Getting to know the world of Star Trek and its devoted fans while on a week-long “Cruise Trek” to Bermuda is like visiting a foreign country for travel writer Rolf Potts.
Potts, a casual fan at best, admitted to being intrigued by Star Trek culture. “I want to confess that I’m fascinated by the idiosyncrasies of Trekkie culture in the same way some people are intrigued with Inuit or Maasai culture,” he said. “I want to admit that I have a weakness for counterintuitive travel strategies, and this seemed like a wacky, entertaining way to enjoy my first-ever sea cruise.”
When the fans found out that he would be writing about his experience, they were naturally suspicious of his motives. “I bet you want to poke fun at the weird people who bring Vulcan ears and Starfleet uniforms on their vacations,” one woman told him.
While Potts didn’t want to make fun of fans, he admitted that he was hoping for interesting behaviors. “I’m hoping this Star Trek cruise will yield a cornucopia of color and eccentricity—not just Vulcan ears and Starfleet uniforms, but Klingon-speakers and Cardassian-costumed cross-dressers,” said Potts. “I’m hoping for Trek-themed folk-band sing-alongs and angry three-hour arguments about starship registration numbers.

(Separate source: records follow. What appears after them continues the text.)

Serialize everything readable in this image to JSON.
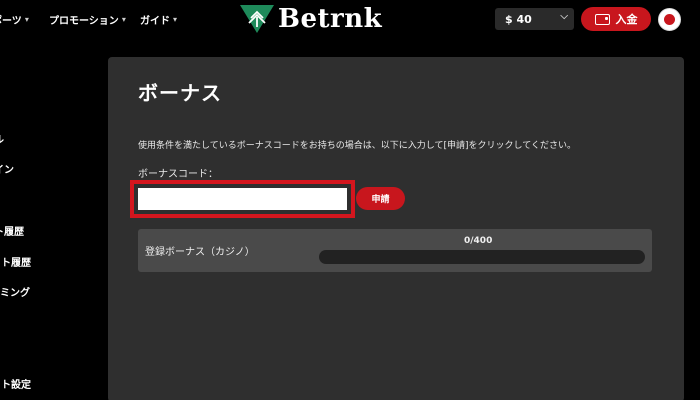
{
  "header": {
    "nav": [
      {
        "label": "ポーツ"
      },
      {
        "label": "プロモーション"
      },
      {
        "label": "ガイド"
      }
    ],
    "logo_text": "Betrnk",
    "balance": "$ 40",
    "deposit_label": "入金"
  },
  "sidebar": {
    "items": [
      {
        "label": "ル"
      },
      {
        "label": "イン"
      },
      {
        "label": "ト履歴"
      },
      {
        "label": "ット履歴"
      },
      {
        "label": "ーミング"
      },
      {
        "label": "ット設定"
      }
    ]
  },
  "main": {
    "title": "ボーナス",
    "description": "使用条件を満たしているボーナスコードをお持ちの場合は、以下に入力して[申請]をクリックしてください。",
    "code_label": "ボーナスコード：",
    "code_value": "",
    "apply_label": "申請",
    "bonus": {
      "label": "登録ボーナス（カジノ）",
      "progress_text": "0/400",
      "progress_current": 0,
      "progress_total": 400
    }
  },
  "colors": {
    "accent": "#c8161d",
    "panel": "#2f2f2f",
    "row": "#4a4a4a",
    "logo_green": "#1e8a5a"
  }
}
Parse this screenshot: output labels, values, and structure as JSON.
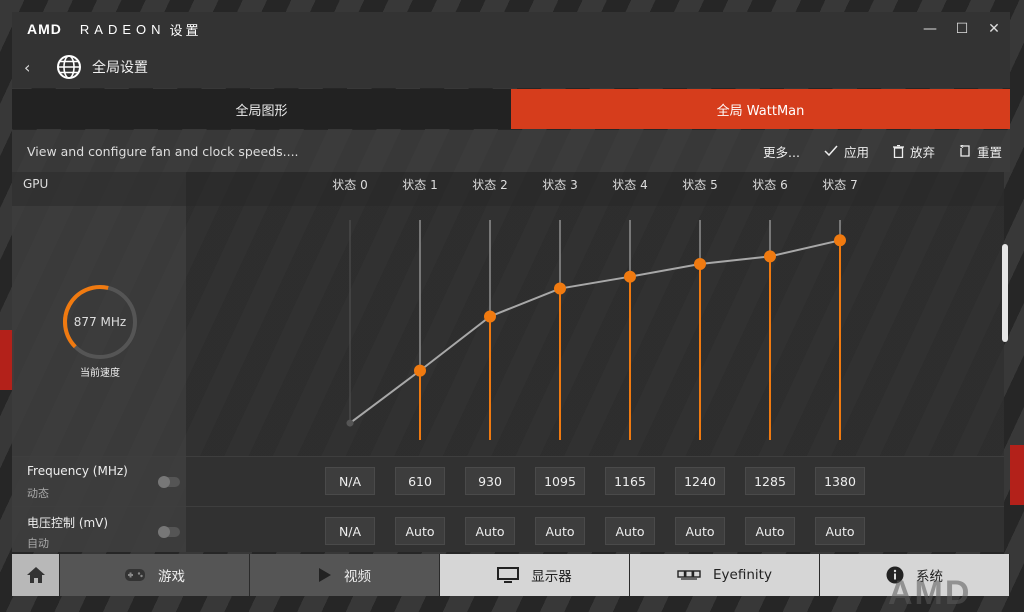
{
  "window": {
    "brand": "AMD",
    "product": "RADEON",
    "product_sub": "设置",
    "min": "—",
    "max": "☐",
    "close": "✕"
  },
  "header": {
    "back": "‹",
    "title": "全局设置"
  },
  "tabs": [
    {
      "label": "全局图形",
      "active": false
    },
    {
      "label": "全局 WattMan",
      "active": true
    }
  ],
  "toolbar": {
    "description": "View and configure fan and clock speeds....",
    "more": "更多...",
    "apply": "应用",
    "discard": "放弃",
    "reset": "重置"
  },
  "gpu": {
    "section_label": "GPU",
    "current_speed": "877 MHz",
    "current_speed_label": "当前速度",
    "gauge_fraction": 0.55
  },
  "states": [
    "状态 0",
    "状态 1",
    "状态 2",
    "状态 3",
    "状态 4",
    "状态 5",
    "状态 6",
    "状态 7"
  ],
  "frequency_row": {
    "title": "Frequency (MHz)",
    "subtitle": "动态",
    "values": [
      "N/A",
      "610",
      "930",
      "1095",
      "1165",
      "1240",
      "1285",
      "1380"
    ]
  },
  "voltage_row": {
    "title": "电压控制 (mV)",
    "subtitle": "自动",
    "values": [
      "N/A",
      "Auto",
      "Auto",
      "Auto",
      "Auto",
      "Auto",
      "Auto",
      "Auto"
    ]
  },
  "chart_data": {
    "type": "line",
    "categories": [
      "状态 0",
      "状态 1",
      "状态 2",
      "状态 3",
      "状态 4",
      "状态 5",
      "状态 6",
      "状态 7"
    ],
    "values": [
      300,
      610,
      930,
      1095,
      1165,
      1240,
      1285,
      1380
    ],
    "ylim": [
      200,
      1500
    ]
  },
  "bottom_nav": {
    "home": "home",
    "items": [
      {
        "label": "游戏",
        "icon": "gamepad-icon",
        "active": false
      },
      {
        "label": "视频",
        "icon": "play-icon",
        "active": false
      },
      {
        "label": "显示器",
        "icon": "monitor-icon",
        "active": true
      },
      {
        "label": "Eyefinity",
        "icon": "eyefinity-icon",
        "active": true
      },
      {
        "label": "系统",
        "icon": "info-icon",
        "active": true
      }
    ],
    "watermark": "AMD"
  },
  "colors": {
    "accent": "#d63d1c",
    "orange": "#f07a10"
  }
}
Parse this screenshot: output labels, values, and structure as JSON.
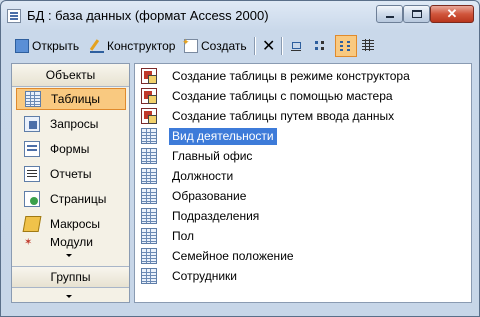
{
  "window": {
    "title": "БД : база данных (формат Access 2000)"
  },
  "toolbar": {
    "open_label": "Открыть",
    "design_label": "Конструктор",
    "create_label": "Создать",
    "delete_icon": "x-delete-icon",
    "large_icons_icon": "large-icons-icon",
    "small_icons_icon": "small-icons-icon",
    "list_view_icon": "list-view-icon",
    "details_icon": "details-view-icon"
  },
  "sidebar": {
    "header": "Объекты",
    "items": [
      {
        "label": "Таблицы",
        "icon": "table-icon",
        "selected": true
      },
      {
        "label": "Запросы",
        "icon": "query-icon"
      },
      {
        "label": "Формы",
        "icon": "form-icon"
      },
      {
        "label": "Отчеты",
        "icon": "report-icon"
      },
      {
        "label": "Страницы",
        "icon": "page-icon"
      },
      {
        "label": "Макросы",
        "icon": "macro-icon"
      },
      {
        "label": "Модули",
        "icon": "module-icon"
      }
    ],
    "groups_label": "Группы"
  },
  "list": {
    "items": [
      {
        "label": "Создание таблицы в режиме конструктора",
        "icon": "wizard-icon"
      },
      {
        "label": "Создание таблицы с помощью мастера",
        "icon": "wizard-icon"
      },
      {
        "label": "Создание таблицы путем ввода данных",
        "icon": "wizard-icon"
      },
      {
        "label": "Вид деятельности",
        "icon": "table-icon",
        "selected": true
      },
      {
        "label": "Главный офис",
        "icon": "table-icon"
      },
      {
        "label": "Должности",
        "icon": "table-icon"
      },
      {
        "label": "Образование",
        "icon": "table-icon"
      },
      {
        "label": "Подразделения",
        "icon": "table-icon"
      },
      {
        "label": "Пол",
        "icon": "table-icon"
      },
      {
        "label": "Семейное положение",
        "icon": "table-icon"
      },
      {
        "label": "Сотрудники",
        "icon": "table-icon"
      }
    ]
  },
  "colors": {
    "selection": "#3d7bd9",
    "sidebar_selected": "#f9c980",
    "close_button": "#d0563c"
  }
}
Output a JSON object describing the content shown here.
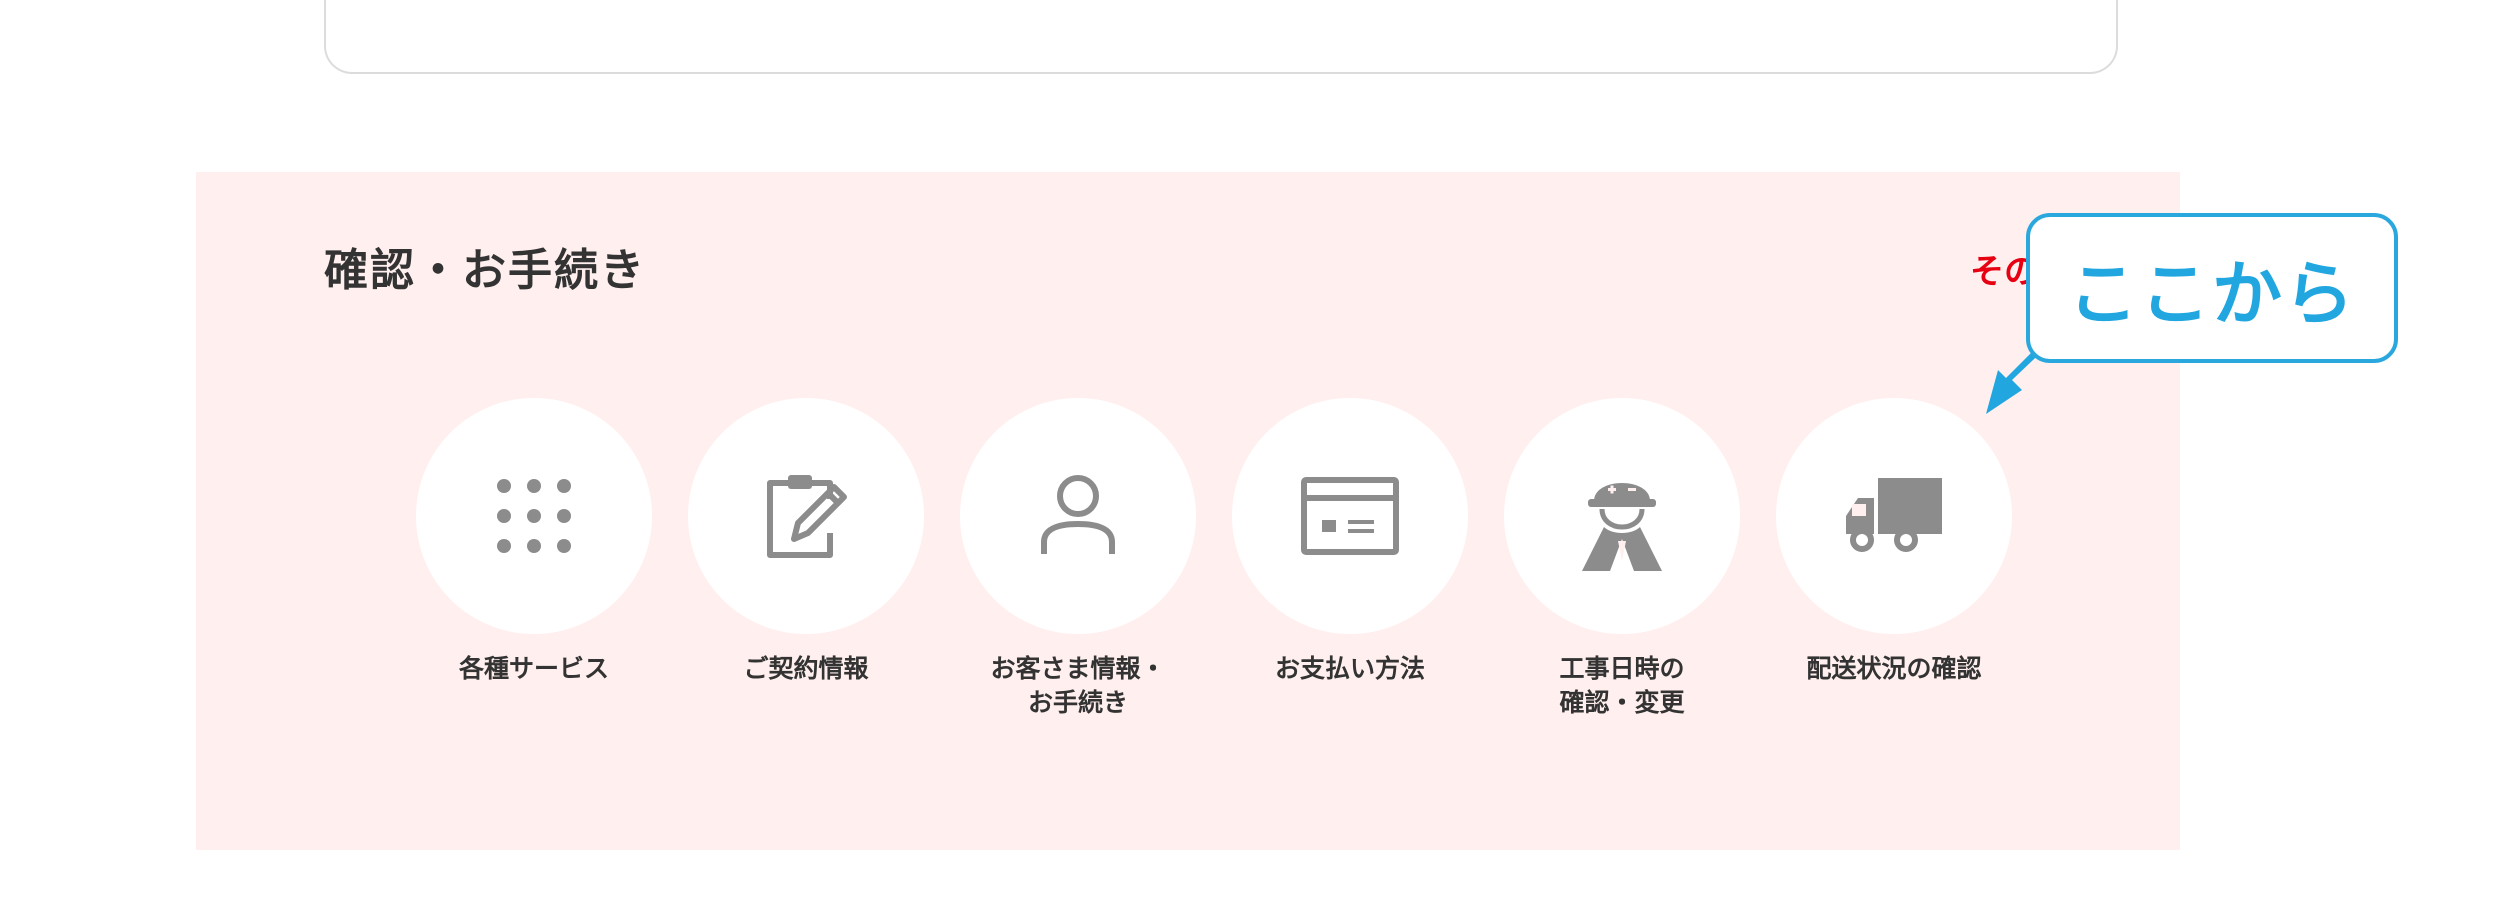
{
  "section": {
    "title": "確認・お手続き",
    "other_link": "その"
  },
  "services": [
    {
      "label": "各種サービス",
      "icon": "grid-dots-icon"
    },
    {
      "label": "ご契約情報",
      "icon": "clipboard-edit-icon"
    },
    {
      "label": "お客さま情報・\nお手続き",
      "icon": "person-icon"
    },
    {
      "label": "お支払い方法",
      "icon": "payment-card-icon"
    },
    {
      "label": "工事日時の\n確認・変更",
      "icon": "construction-worker-icon"
    },
    {
      "label": "配送状況の確認",
      "icon": "delivery-truck-icon"
    }
  ],
  "callout": {
    "text": "ここから"
  },
  "colors": {
    "section_bg": "#fff0ef",
    "accent_red": "#e60012",
    "callout_blue": "#22a6e0",
    "icon_gray": "#8c8c8c"
  }
}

And, as much as anything, I’m dying to know what it’s like to experience a sea voyage to Bermuda when your travel companions would rather be making a space voyage to Romulus.”
What he found instead were people who although they were passionate about Star Trek, didn’t quite fit the basement-dwelling nerd image. A couple married for thirty years renewed their vows on the ship. By initial appearances and early discussion, they seemed like the typical Trekkies that non-fans picture when thinking of Star Trek fans. But when Potts asked the couple if their mutual love of Star Trek had made their marriage easier over the years, the husband Wayne said, “Well in 30 years of marriage we’ve never had a fight. Except for tae kwon do, I guess.”
Potts was surprised by the answer. Wayne went on to explain that “…whenever we decided we needed to fight, we’d just put on the sparring equipment and go. Rita has better technique, so she’d usually win.” Both were active in martial arts and had many other interests in life besides Star Trek.
Potts also found out that there are casual fans everywhere. After asking two fans to wear Star Trek shirts for their Bermuda trip, he found out that love of Trek is everywhere as more than one person engaged them in conversation about Star Trek. A Bermudan bus driver, seeing the shirts, told them that his wife liked “that movie with the whales in them.”
Even on the ship, there were passengers not affiliated with Cruise Trek who liked Star Trek. But some of those did not want to be marked out as fans of the show. “While I’m eating my lunch by the swimming pool on Deck 12, for instance, I hear two men in the hot tub arguing about why Klingons in the original series look different from the Klingons in later incarnations of Star Trek,” said Potts. “The guys look to be in their mid-forties. “I walk over, introduce myself, and ask them if they’re with the Star Trek contingent. The instant they realize I’ve taken them for Trekkies, their eyes go blank with a look of hard-wired adolescent terror. They eventually regain their composure and explain that they’re just taking a regular cruise-vacation with their families, but for a brief moment the awkwardness is palpable: I feel as if I’ve just walked into a junior high locker room and asked a couple of boys if they’d like to kiss each other.”